Falling revenues mean studios are cutting back on high-earning actors, says Christopher Goodwin
When 84 year-old Sumner Redstone 'fired' Tom Cruise 18 months ago, ending his lucrative 14-year relationship with Paramount Pictures, some saw it as the petulant outburst of a grumpy old man who didn't understand how the Hollywood star system worked.
But now Redstone's abrupt dismissal of Hollywood's biggest star of the last 20 years looks eerily prescient. Number crunchers at the Hollywood studios have reached a startling conclusion: the highest earning stars are simply not worth the enormous sums of money they are paid, and the studios are determined to cut them down to size.
In the last decade it became common for top stars like Cruise, Julia Roberts and Tom Hanks to be paid an upfront fee of $25m per picture plus enormous profit participation deals.
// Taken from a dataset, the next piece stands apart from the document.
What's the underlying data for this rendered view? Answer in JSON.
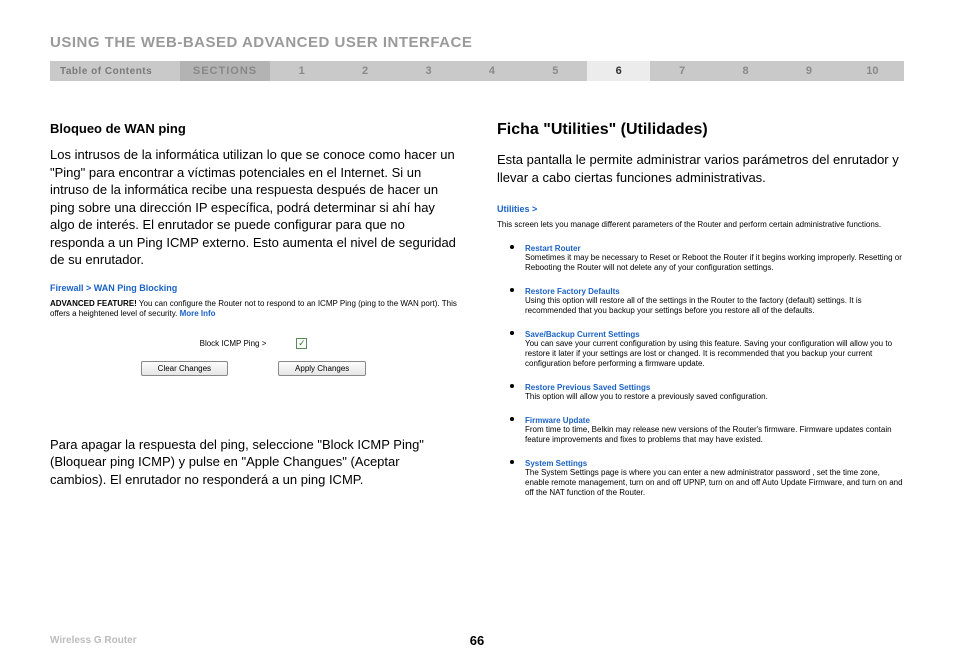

Mission: Impossible III, for example, made around $400m at the global box office. Cruise took home about $95m while Paramount, which had taken the risk of putting up the $150m budget, ended up with a profit of just $10m.
Since then, a slew of movies starring some of Hollywood’s biggest and highest-paid stars have failed miserably. The Good German, starring George Clooney, Cate Blanchett and Tobey Maguire, took just $1.3m at the US box office. Leatherheads, the most recent film to star Clooney, whom Time magazine recently hailed on its cover as 'The Last Movie Star', looks very unlikely to make back its $58m budget. The Invasion, starring A-listers Nicole Kidman and Daniel Craig, made just $15m, having cost $85m to produce. Even such comedy stars as Ben Stiller, Jim Carrey and Will Ferrell have had serious misfires in the last year.
"Here's the new benchmark for predicting box-office performance: if a movie-star heads the cast, downgrade the forecasts," says Peter Bart, editor of the Hollywood trade paper Variety. "Some distributors inevitably ask: Has the basic concept of a movie star become something of an anachronism?"
The studios certainly think so. They are increasingly relying on high-concept 'franchise' films that don't depend on big stars. These include enormous hits like Iron Man, which has just taken $200m worldwide in its first weekend, Spider-man, Harry Potter, Batman and the upcoming 2008 releases Wanted, Wolf Man and Death Race. The other big money-spinners these days are cheap comedies like Knocked Up and Forgetting Sarah Marshall from producer-director Judd Apatow, which don't need big stars.
"What more and more studios are saying is, 'Let's find a concept we can market and once we have that, then we'll get the best actor who can fit that'," says one agent. Of course some of these franchise pictures, like Pirates of the Caribbean with Johnny Depp and now Iron Man with Robert Downey Jnr, are boosted by their star actors. But the new Hollywood rule is that outside these franchises even such huge stars as Depp have little drawing power any more.
"The average number of top grossing films over the last few years that are driven by stars has fallen by 200-300 per cent," says Steve Zeitchik of the Hollywood Reporter.
The result is that Harrison Ford has been forced to accept a radical financial arrangement for Indiana Jones and the Crystal Skull, which will be premiered at the Cannes film festival. Paramount Pictures has insisted that the film must take more than $400m at the box office, covering its production and marketing costs and some distribution fees, before Ford, director Steven Spielberg and producer George Lucas, none of whom is receiving an upfront fee, see a cent.
The upside for the three men is that if the film does recoup the $400m, between them they'll get 87.5 cents of every dollar thereafter. "It's good for both parties," says media analyst Harold Vogel. "If the talent has a true belief in the movie, they are taking a little more risk in exchange for a much larger share of the profits." ·